First, a symbol of change as I knew it: a tree. I used to have four photos of the same tree in four seasons on my wall. They were distinctly distinct. All I can muster now in this climate is this:
Here is an example of a more drastic change, the new and old school in Završje, in Croatian Istria. (ADD-IT: Newly refurbished, I should say.) To the second image a grateful hand has added: “Compliments for the air-conditioning!!!”
Then we have a case of a card tournament changing from municipal to international when the Italian flag is added.
Dog follows dog.
Everything changes, only the smiles remain. One for each year together.
January 1st 2014
Photo: MM (except New Year in Piran by a friendly soul)
In response to The Daily Post’s weekly photo challenge: “Change.”
This Thursday was indeed un giorno buono, a good day. We spent it discovering the part of Croatian peninsula Istria along the Mirna river which is such a good and quiet river that in Italian it is called Quieto. I love it when Weekly Photo Challenge imitates life.
Most of the time was spent in arty Grožnjan (Italian: Grisignana) and cinematic Motovun (It. Montona). I could make two separate posts for them but… the hack, life is short. Završje (It. Piemonte) I covered in this week’s Thursday Doors, while Oprtalj (It. Portole) provided lunch.
It was hard not to shoot every door (coming up in future Thursdays) and sit behind every table we encountered which you can see for yourself, just follow the story in captions.
Welcome to Grožnjan!
So close to Slovenia and still first time I see it.
Arty touches on every building.
Including an orange goat…
…opposite a perfect tree.
Music is in the air.
The first table to call me its Favourite.
This one did not go by unnoticed either.
This one almost won, even if only for the awesome awning.
Pointing to Motovun on the hill, our last destination of the day.
But the winner was the shady neighbour.
Entrance to a restaurant.
Artist is present?
“Look, a blog,” dad said.
“Infamous three stripes” and another…
Inspiring Grožnjan, ciao!
Greetings from your table testers.
Završje & Oprtalj
Father is directing Završje and me. Photo: BM
Cat in Završje
Oprtalj provided lunch but not at this table.
Either late or VERY early for next year’s film festival.
A little trick – first you pay for parking, then for transfer uphill and then you still have to walk.
But it is worth it.
First table gone by.
And another – even though it has our name all over it, especially above. 😀
The Mirna river and the road which we took about a month ago to reach Krk island.
A river or a road?
Up on the wall, getting thirsty.
Yep, a straw man.
The dog who came running to see who is whistling for him and why. /I did. What?
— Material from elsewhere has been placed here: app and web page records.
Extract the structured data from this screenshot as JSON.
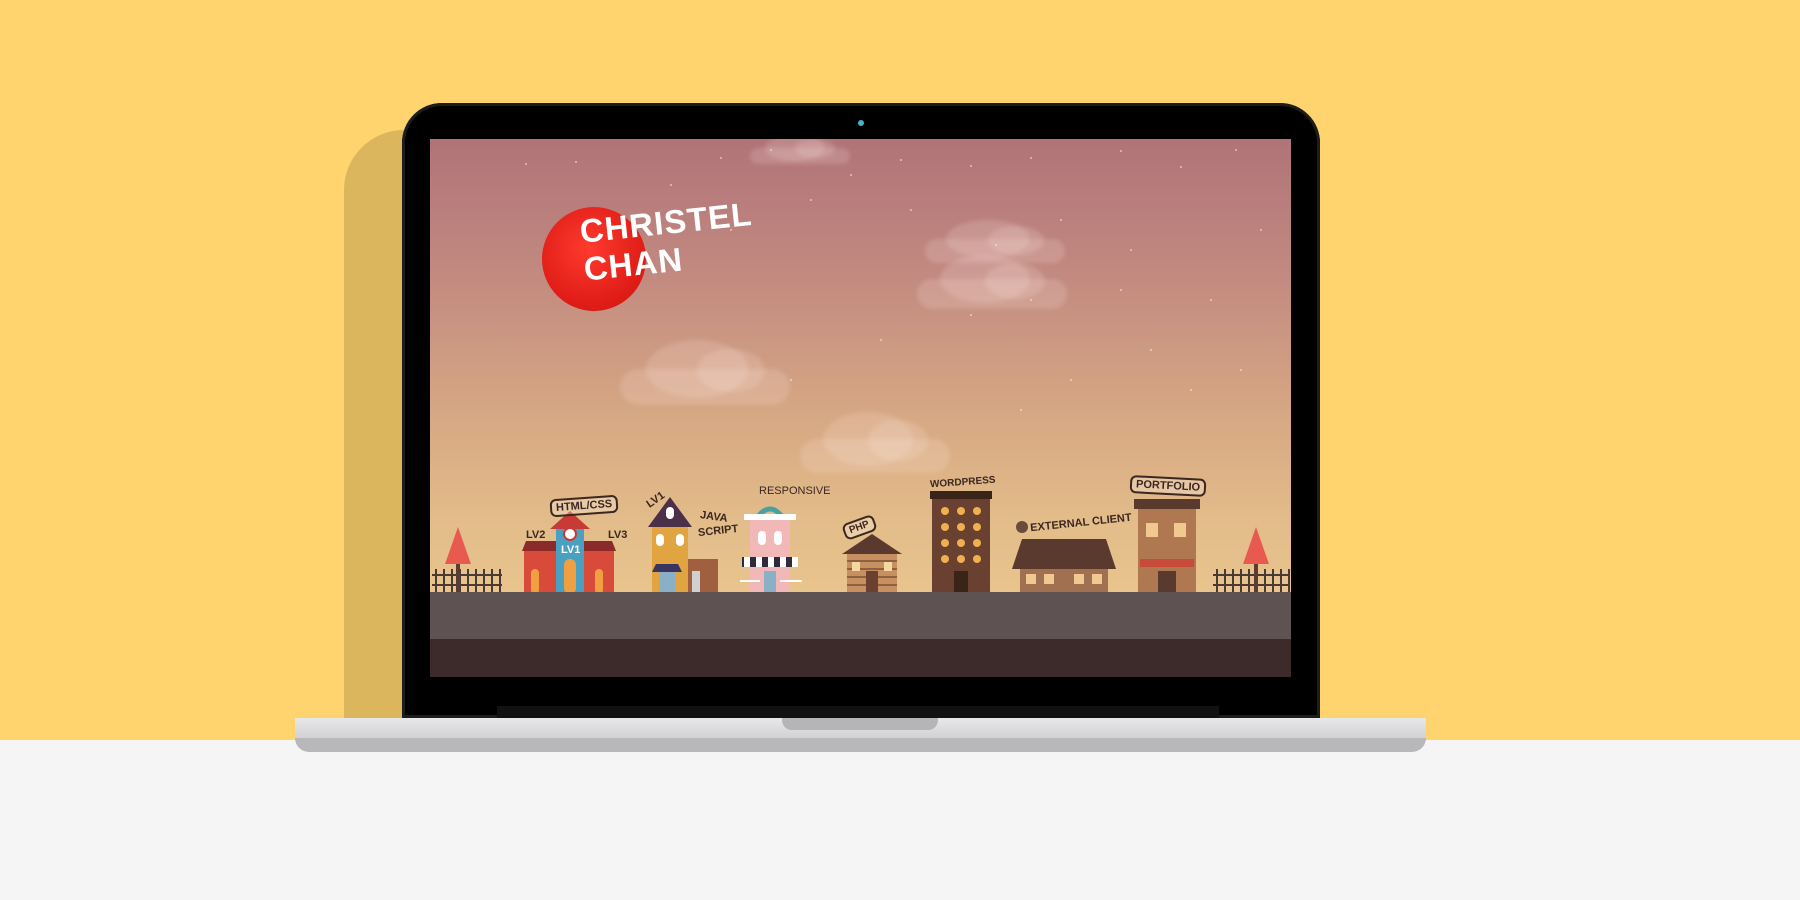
{
  "colors": {
    "background_top": "#ffd36d",
    "background_bottom": "#f5f5f5",
    "shadow": "#dcb65c",
    "logo_red": "#e8241c"
  },
  "logo": {
    "line1": "CHRISTEL",
    "line2": "CHAN"
  },
  "houses": [
    {
      "name": "html-css",
      "sign": "HTML/CSS",
      "levels": [
        "LV2",
        "LV1",
        "LV3"
      ]
    },
    {
      "name": "javascript",
      "sign_lines": [
        "JAVA",
        "SCRIPT"
      ],
      "level": "LV1"
    },
    {
      "name": "responsive",
      "sign": "RESPONSIVE"
    },
    {
      "name": "php",
      "sign": "PHP"
    },
    {
      "name": "wordpress",
      "sign": "WORDPRESS"
    },
    {
      "name": "external-client",
      "sign": "EXTERNAL CLIENT"
    },
    {
      "name": "portfolio",
      "sign": "PORTFOLIO"
    }
  ]
}
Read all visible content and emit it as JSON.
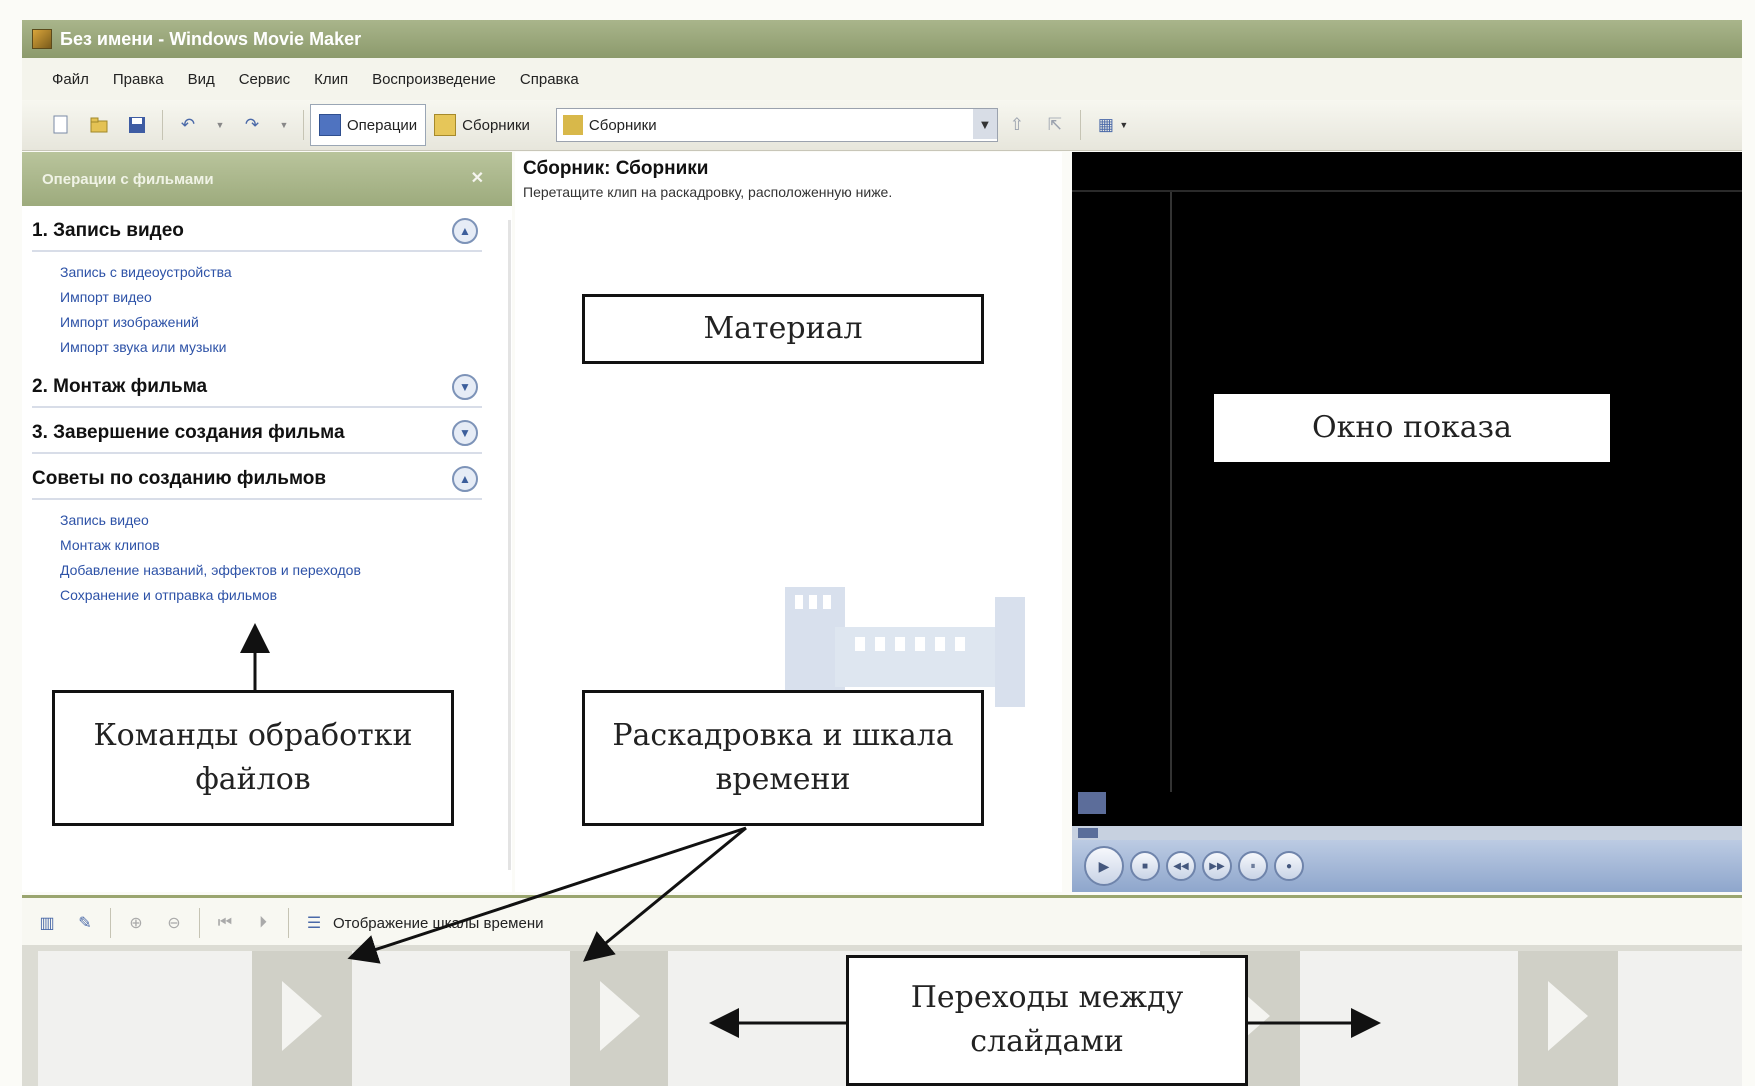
{
  "window": {
    "title": "Без имени - Windows Movie Maker"
  },
  "menu": [
    "Файл",
    "Правка",
    "Вид",
    "Сервис",
    "Клип",
    "Воспроизведение",
    "Справка"
  ],
  "toolbar": {
    "operations_label": "Операции",
    "collections_label": "Сборники",
    "collection_select_value": "Сборники"
  },
  "tasks": {
    "header": "Операции с фильмами",
    "sections": [
      {
        "title": "1. Запись видео",
        "expanded": true,
        "links": [
          "Запись с видеоустройства",
          "Импорт видео",
          "Импорт изображений",
          "Импорт звука или музыки"
        ]
      },
      {
        "title": "2. Монтаж фильма",
        "expanded": false,
        "links": []
      },
      {
        "title": "3. Завершение создания фильма",
        "expanded": false,
        "links": []
      },
      {
        "title": "Советы по созданию фильмов",
        "expanded": true,
        "links": [
          "Запись видео",
          "Монтаж клипов",
          "Добавление названий, эффектов и переходов",
          "Сохранение и отправка фильмов"
        ]
      }
    ]
  },
  "collection": {
    "title": "Сборник: Сборники",
    "hint": "Перетащите клип на раскадровку, расположенную ниже."
  },
  "storyboard": {
    "show_timeline_label": "Отображение шкалы времени"
  },
  "callouts": {
    "material": "Материал",
    "preview": "Окно показа",
    "commands_line1": "Команды обработки",
    "commands_line2": "файлов",
    "storyboard_line1": "Раскадровка и шкала",
    "storyboard_line2": "времени",
    "transitions_line1": "Переходы между",
    "transitions_line2": "слайдами"
  },
  "icons": {
    "new": "new-file-icon",
    "open": "open-folder-icon",
    "save": "save-disk-icon",
    "undo": "undo-icon",
    "redo": "redo-icon",
    "play": "play-icon",
    "stop": "stop-icon"
  },
  "colors": {
    "titlebar": "#9aa67a",
    "link": "#2d52a7",
    "preview_bg": "#000000"
  }
}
I was missing bestia./
They are not nearly scared enough, considering.
A chocolate house
And even though they brag about their wines…
…our star-crossed table is still empty and waiting.
And another one bites the dust.
But eventually – we found our match. Grazie, Motovun, we will return for a film or two.
Photo: MM & BM (of Završje and me)
In response to The Daily Post’s weekly photo challenge: “Today Was a Good Day.”
Yesterday I took 350 photo. I bet almost 200 of them were of doors, because my uncle kept yelling DOOORS at noticing any candidate. It was Thursday after all.
The trip was to the Croatian Istria peninsula, just across the border with Slovenia. The route was Grožnjan (Italian: Grisignana), Završje (Italian: Piemonte), Oprtalj (it. Portole) and Motovun (it. Montona) with an international film festival. To say that it reminded me of home, sounds a bit cocky, but I am a Tuscan now after all.
The rest of the towns will get their share of fame in the future, but today’s doors are all from Završje which is called Piemonte in Italian (just like Slovenian coast, this Croatian territory is bilingual as well). Unlike other towns it is practically abandoned.
First there is the church.
From it leads the old Romanesque road. And the doors that line it are in their last breaths.
As you reach the top, the doors must stop calling themselves that.
But there are also more familiar scenes: another church, a rare inhabited house with beautiful entrance, and your tired but happy traveller.
Photo: MM & BM (last)
For Norm Frampton’s Thursday Doors challenge.